→ Task directions: Every entry that follows should be output exactly, and every image in it left out.

---------------

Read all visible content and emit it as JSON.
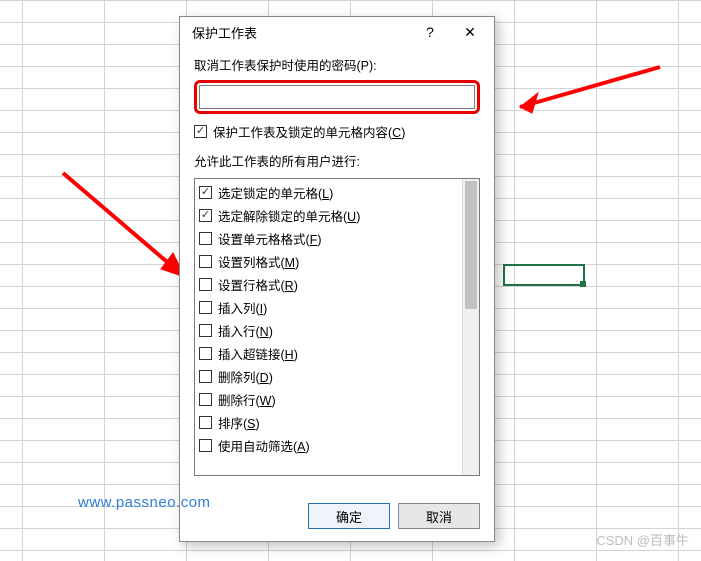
{
  "dialog": {
    "title": "保护工作表",
    "help_label": "?",
    "close_label": "✕",
    "password_label": "取消工作表保护时使用的密码(P):",
    "password_value": "",
    "protect_checkbox": {
      "checked": true,
      "label": "保护工作表及锁定的单元格内容(C)"
    },
    "permissions_label": "允许此工作表的所有用户进行:",
    "permissions": [
      {
        "checked": true,
        "label": "选定锁定的单元格(L)"
      },
      {
        "checked": true,
        "label": "选定解除锁定的单元格(U)"
      },
      {
        "checked": false,
        "label": "设置单元格格式(F)"
      },
      {
        "checked": false,
        "label": "设置列格式(M)"
      },
      {
        "checked": false,
        "label": "设置行格式(R)"
      },
      {
        "checked": false,
        "label": "插入列(I)"
      },
      {
        "checked": false,
        "label": "插入行(N)"
      },
      {
        "checked": false,
        "label": "插入超链接(H)"
      },
      {
        "checked": false,
        "label": "删除列(D)"
      },
      {
        "checked": false,
        "label": "删除行(W)"
      },
      {
        "checked": false,
        "label": "排序(S)"
      },
      {
        "checked": false,
        "label": "使用自动筛选(A)"
      }
    ],
    "ok_label": "确定",
    "cancel_label": "取消"
  },
  "watermark1": "www.passneo.com",
  "watermark2": "CSDN @百事牛"
}
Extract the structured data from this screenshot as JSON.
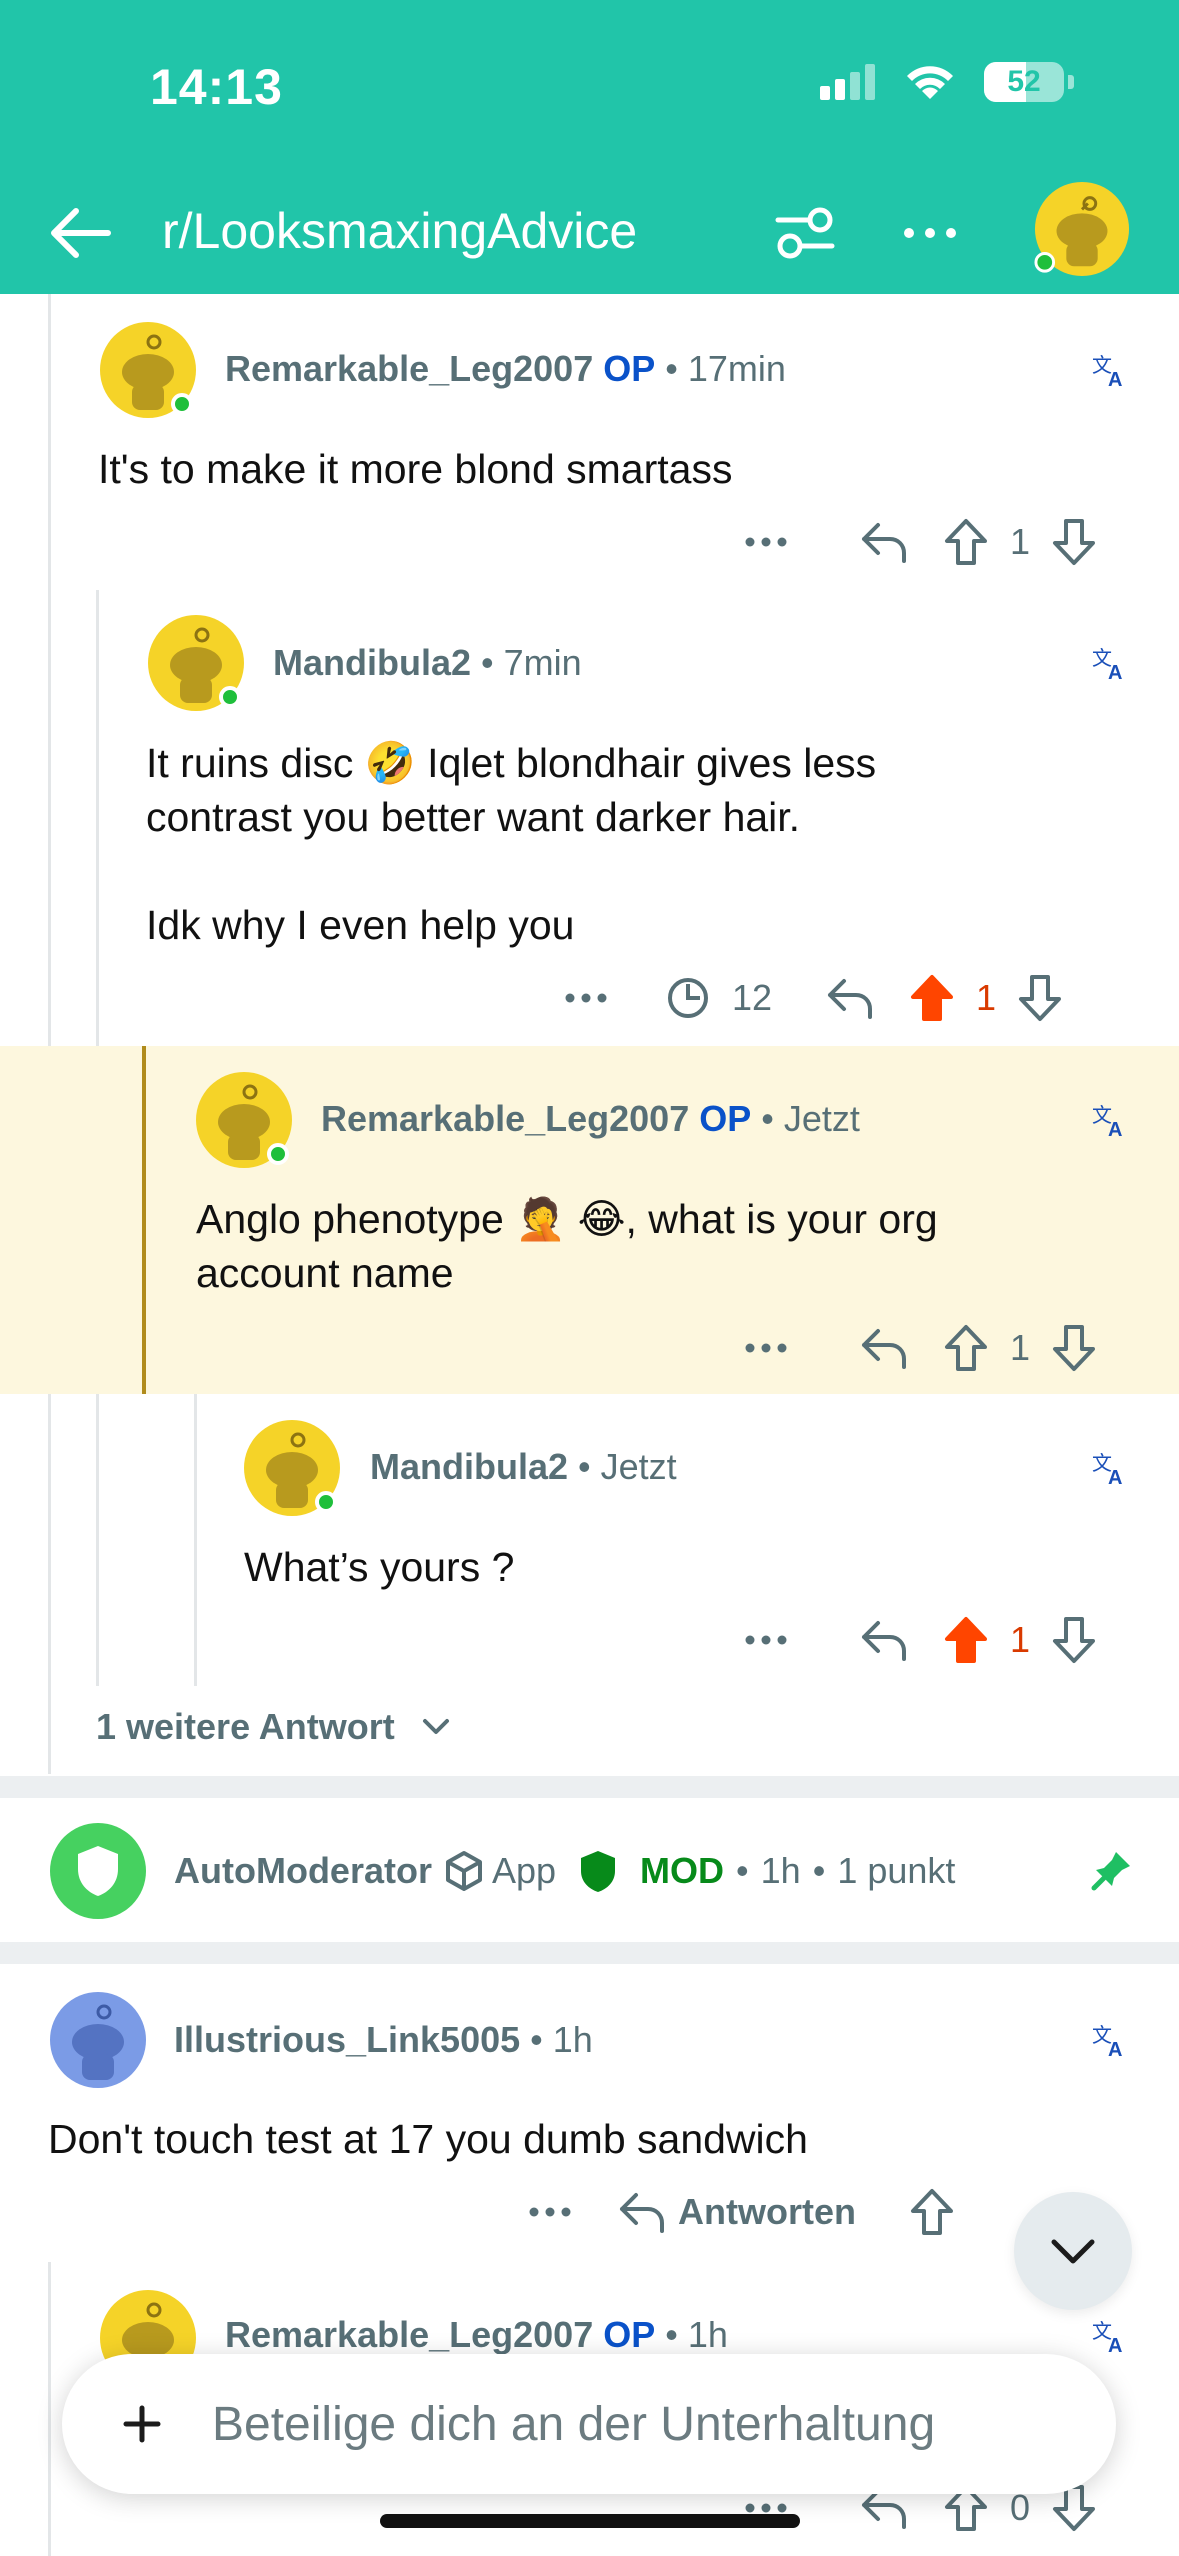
{
  "status": {
    "time": "14:13",
    "battery": "52"
  },
  "header": {
    "title": "r/LooksmaxingAdvice"
  },
  "comments": [
    {
      "user": "Remarkable_Leg2007",
      "op": "OP",
      "time": "17min",
      "text": "It's to make it more blond smartass",
      "votes": "1"
    },
    {
      "user": "Mandibula2",
      "time": "7min",
      "line1": "It ruins disc 🤣 Iqlet blondhair gives less",
      "line2": "contrast you better want darker hair.",
      "line3": "Idk why I even help you",
      "views": "12",
      "votes": "1"
    },
    {
      "user": "Remarkable_Leg2007",
      "op": "OP",
      "time": "Jetzt",
      "line1": "Anglo phenotype 🤦 😂, what is your org",
      "line2": "account name",
      "votes": "1"
    },
    {
      "user": "Mandibula2",
      "time": "Jetzt",
      "text": "What’s yours ?",
      "votes": "1"
    }
  ],
  "more_replies": "1 weitere Antwort",
  "automod": {
    "user": "AutoModerator",
    "app": "App",
    "mod": "MOD",
    "time": "1h",
    "points": "1 punkt"
  },
  "comment5": {
    "user": "Illustrious_Link5005",
    "time": "1h",
    "text": "Don't touch test at 17 you dumb sandwich",
    "reply": "Antworten"
  },
  "comment6": {
    "user": "Remarkable_Leg2007",
    "op": "OP",
    "time": "1h",
    "votes": "0"
  },
  "composer": {
    "placeholder": "Beteilige dich an der Unterhaltung"
  },
  "colors": {
    "header": "#21c5a9",
    "op": "#0a52c9",
    "upvote": "#ff4500",
    "mod": "#078a1a",
    "highlight": "#fdf7de"
  }
}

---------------

→ Finished exercise:
Read all visible content and emit it as JSON.
{
  "dialog": {
    "title": "保护工作表",
    "help_label": "?",
    "close_label": "✕",
    "password_label": "取消工作表保护时使用的密码(P):",
    "password_value": "",
    "protect_checkbox": {
      "checked": true,
      "label": "保护工作表及锁定的单元格内容(C)"
    },
    "permissions_label": "允许此工作表的所有用户进行:",
    "permissions": [
      {
        "checked": true,
        "label": "选定锁定的单元格(L)"
      },
      {
        "checked": true,
        "label": "选定解除锁定的单元格(U)"
      },
      {
        "checked": false,
        "label": "设置单元格格式(F)"
      },
      {
        "checked": false,
        "label": "设置列格式(M)"
      },
      {
        "checked": false,
        "label": "设置行格式(R)"
      },
      {
        "checked": false,
        "label": "插入列(I)"
      },
      {
        "checked": false,
        "label": "插入行(N)"
      },
      {
        "checked": false,
        "label": "插入超链接(H)"
      },
      {
        "checked": false,
        "label": "删除列(D)"
      },
      {
        "checked": false,
        "label": "删除行(W)"
      },
      {
        "checked": false,
        "label": "排序(S)"
      },
      {
        "checked": false,
        "label": "使用自动筛选(A)"
      }
    ],
    "ok_label": "确定",
    "cancel_label": "取消"
  },
  "watermark1": "www.passneo.com",
  "watermark2": "CSDN @百事牛"
}
Extract the structured data from this screenshot as JSON.
{
  "status": {
    "time": "14:13",
    "battery": "52"
  },
  "header": {
    "title": "r/LooksmaxingAdvice"
  },
  "comments": [
    {
      "user": "Remarkable_Leg2007",
      "op": "OP",
      "time": "17min",
      "text": "It's to make it more blond smartass",
      "votes": "1"
    },
    {
      "user": "Mandibula2",
      "time": "7min",
      "line1": "It ruins disc 🤣 Iqlet blondhair gives less",
      "line2": "contrast you better want darker hair.",
      "line3": "Idk why I even help you",
      "views": "12",
      "votes": "1"
    },
    {
      "user": "Remarkable_Leg2007",
      "op": "OP",
      "time": "Jetzt",
      "line1": "Anglo phenotype 🤦 😂, what is your org",
      "line2": "account name",
      "votes": "1"
    },
    {
      "user": "Mandibula2",
      "time": "Jetzt",
      "text": "What’s yours ?",
      "votes": "1"
    }
  ],
  "more_replies": "1 weitere Antwort",
  "automod": {
    "user": "AutoModerator",
    "app": "App",
    "mod": "MOD",
    "time": "1h",
    "points": "1 punkt"
  },
  "comment5": {
    "user": "Illustrious_Link5005",
    "time": "1h",
    "text": "Don't touch test at 17 you dumb sandwich",
    "reply": "Antworten"
  },
  "comment6": {
    "user": "Remarkable_Leg2007",
    "op": "OP",
    "time": "1h",
    "votes": "0"
  },
  "composer": {
    "placeholder": "Beteilige dich an der Unterhaltung"
  },
  "colors": {
    "header": "#21c5a9",
    "op": "#0a52c9",
    "upvote": "#ff4500",
    "mod": "#078a1a",
    "highlight": "#fdf7de"
  }
}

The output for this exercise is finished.